The Text Encoding Initiative Guidelines for
Electronic Text Encoding and Interchange are a community based standard for text encoding that aim to “apply to texts in any natural language, of any date, in any literary genre or text type, without restriction on form or content.” The basic idea is not to tell scholars,
librarians, and other encoders *what* to encode, but rather
*how* to encode that which they choose to record. Of course the Guidelines cannot possibly anticipate every feature that users may wish to encode, and therefore the capability to extend the encoding scheme described by the Guidelines in a consistent, easily understood, and
interchangeable manner is paramount.
Over the past few years the Text Encoding Initiative Consortium (the organization charged with maintaining, developing, promulgating, and promoting the Guidelines) has been working steadily toward a new release of the Guidelines. This much anticipated version, referred to as “P5”, is significantly different from the current Guidelines
(“P4”), and yet performs the same basic function of
providing a community based standard for encoding literary
and linguistic texts.
In this presentation, the TEI editors will present P5 as of the latest release, with an emphasis on the ease with which P5 can be customized to particular uses. The talk will start with an overview of what P5 is, what it is good for, and why one would want to use it, and then progress to some of the detailed differences between P4 and P5.
Topics addressed will include:
* The general goal of the TEI Guidelines
- TEI is a community initiative, driven by the needs of its members and users * How work gets done in the TEI - technical council and work groups

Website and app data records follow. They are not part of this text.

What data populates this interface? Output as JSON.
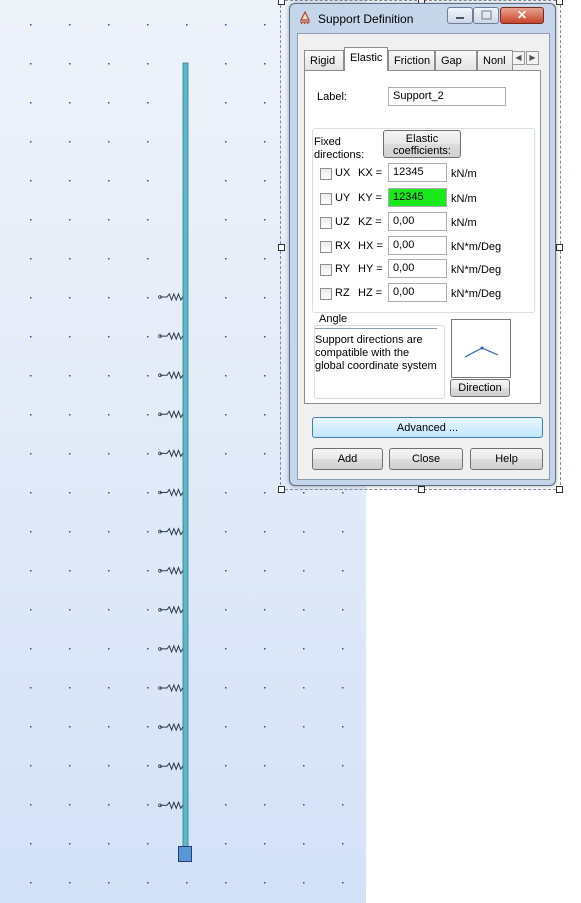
{
  "dialog": {
    "title": "Support Definition",
    "tabs": [
      {
        "label": "Rigid",
        "active": false
      },
      {
        "label": "Elastic",
        "active": true
      },
      {
        "label": "Friction",
        "active": false
      },
      {
        "label": "Gap",
        "active": false
      },
      {
        "label": "Nonl",
        "active": false
      }
    ],
    "label_caption": "Label:",
    "label_value": "Support_2",
    "fixed_directions_label": "Fixed\ndirections:",
    "elastic_coefficients_button": "Elastic coefficients:",
    "rows": [
      {
        "dir": "UX",
        "coef": "KX =",
        "value": "12345",
        "unit": "kN/m",
        "checked": false,
        "highlight": false
      },
      {
        "dir": "UY",
        "coef": "KY =",
        "value": "12345",
        "unit": "kN/m",
        "checked": false,
        "highlight": true
      },
      {
        "dir": "UZ",
        "coef": "KZ =",
        "value": "0,00",
        "unit": "kN/m",
        "checked": false,
        "highlight": false
      },
      {
        "dir": "RX",
        "coef": "HX =",
        "value": "0,00",
        "unit": "kN*m/Deg",
        "checked": false,
        "highlight": false
      },
      {
        "dir": "RY",
        "coef": "HY =",
        "value": "0,00",
        "unit": "kN*m/Deg",
        "checked": false,
        "highlight": false
      },
      {
        "dir": "RZ",
        "coef": "HZ =",
        "value": "0,00",
        "unit": "kN*m/Deg",
        "checked": false,
        "highlight": false
      }
    ],
    "angle_label": "Angle",
    "angle_text": "Support directions are compatible with the global coordinate system",
    "direction_button": "Direction",
    "advanced_button": "Advanced ...",
    "add_button": "Add",
    "close_button": "Close",
    "help_button": "Help",
    "close_glyph": "✕"
  },
  "colors": {
    "member": "#5fb8c7",
    "spring": "#2a3a4a",
    "grid_dot": "#2f4fa8",
    "highlight": "#19e81b"
  }
}
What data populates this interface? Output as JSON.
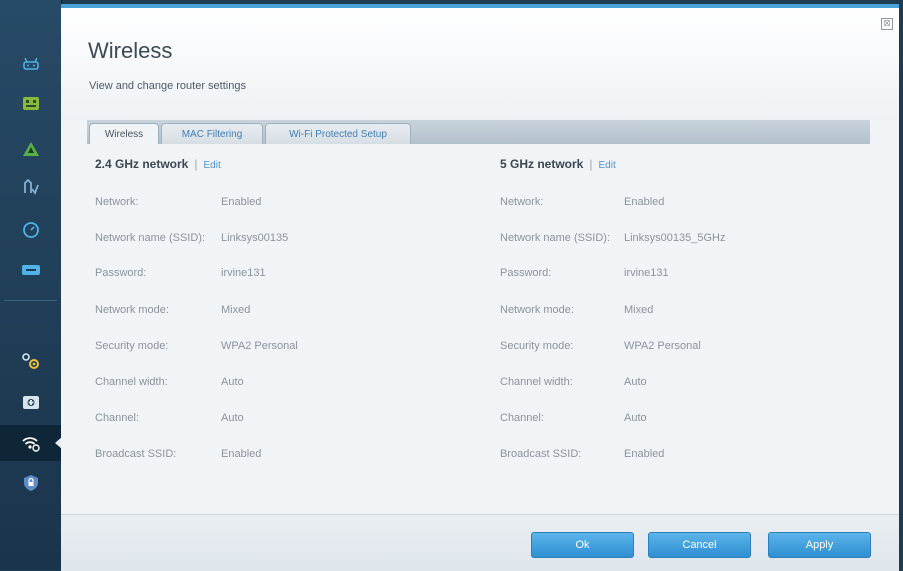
{
  "window": {
    "title": "Wireless",
    "subtitle": "View and change router settings",
    "close_label": "☒"
  },
  "sidebar": {
    "items": [
      {
        "name": "network-map-icon"
      },
      {
        "name": "guest-access-icon"
      },
      {
        "name": "parental-controls-icon"
      },
      {
        "name": "media-prioritization-icon"
      },
      {
        "name": "speed-test-icon"
      },
      {
        "name": "external-storage-icon"
      },
      {
        "name": "connectivity-icon"
      },
      {
        "name": "troubleshooting-icon"
      },
      {
        "name": "wireless-icon",
        "active": true
      },
      {
        "name": "security-icon"
      }
    ]
  },
  "tabs": [
    {
      "label": "Wireless",
      "active": true
    },
    {
      "label": "MAC Filtering",
      "active": false
    },
    {
      "label": "Wi-Fi Protected Setup",
      "active": false
    }
  ],
  "networks": [
    {
      "title": "2.4 GHz network",
      "edit_label": "Edit",
      "rows": [
        {
          "label": "Network:",
          "value": "Enabled"
        },
        {
          "label": "Network name (SSID):",
          "value": "Linksys00135"
        },
        {
          "label": "Password:",
          "value": "irvine131"
        },
        {
          "label": "Network mode:",
          "value": "Mixed"
        },
        {
          "label": "Security mode:",
          "value": "WPA2 Personal"
        },
        {
          "label": "Channel width:",
          "value": "Auto"
        },
        {
          "label": "Channel:",
          "value": "Auto"
        },
        {
          "label": "Broadcast SSID:",
          "value": "Enabled"
        }
      ]
    },
    {
      "title": "5 GHz network",
      "edit_label": "Edit",
      "rows": [
        {
          "label": "Network:",
          "value": "Enabled"
        },
        {
          "label": "Network name (SSID):",
          "value": "Linksys00135_5GHz"
        },
        {
          "label": "Password:",
          "value": "irvine131"
        },
        {
          "label": "Network mode:",
          "value": "Mixed"
        },
        {
          "label": "Security mode:",
          "value": "WPA2 Personal"
        },
        {
          "label": "Channel width:",
          "value": "Auto"
        },
        {
          "label": "Channel:",
          "value": "Auto"
        },
        {
          "label": "Broadcast SSID:",
          "value": "Enabled"
        }
      ]
    }
  ],
  "footer": {
    "ok_label": "Ok",
    "cancel_label": "Cancel",
    "apply_label": "Apply"
  },
  "colors": {
    "accent": "#3d97d6",
    "sidebar": "#23435d"
  }
}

- open source using Sourceforge
- special interest groups
* Why do this -- isn’t P4 good enough?
- P4 is just P3 in and using XML
- a lot has happened since P3 was released, including the creation of the W3C and the acceptance of Unicode
- there are arenas P4 does not cover
- lots of improvements, repairs, etc. are in order
* What’s new and different
- attributes used wherever textual content allowed
- major updates
+ manuscript description
+ character sets & language identification
+ feature structures (now an ISO standard)
+ pointing mechanism
- less major updates
+ multiple hierarchies
+ support for graphics and multimedia
+ support for stand-off markup
- new updates
+ terminological databases
+ collation sequences
- customizations permit a project to select which parts of the TEI scheme they will use, and to add new bits if needed
- in P5, all uses of TEI are customizations of one sort or another
- customizations, and the user’s documentation for them, are written in a TEI file
- thus customizations themselves can be interchanged or even shared
- in theory, a customization can use another customization as its starting point - thus permitting customizations of customizations
* The TEI universe
- the TEI universe is one where all projects share a common base, but many use additional, local markup constructs
- clusters of similar projects can share common subsets of additional markup constructs
If this content appears in violation of your intellectual property rights, or you see errors or omissions, please reach out to Scott B. Weingart to discuss removing or amending the materials.
Hosted at Université Paris-Sorbonne, Paris IV (Paris-Sorbonne University)
July 5, 2006 - July 9, 2006
151 works by 245 authors indexed
The effort to establish ADHO began in Tuebingen, at the ALLC/ACH conference in 2002: a Steering Committee was appointed at the ALLC/ACH meeting in 2004, in Gothenburg, Sweden. At the 2005 meeting in Victoria, the executive committees of the ACH and ALLC approved the governance and conference protocols and nominated their first representatives to the ‘official’ ADHO Steering Committee and various ADHO standing committees. The 2006 conference was the first Digital Humanities conference.
Conference website: http://www.allc-ach2006.colloques.paris-sorbonne.fr/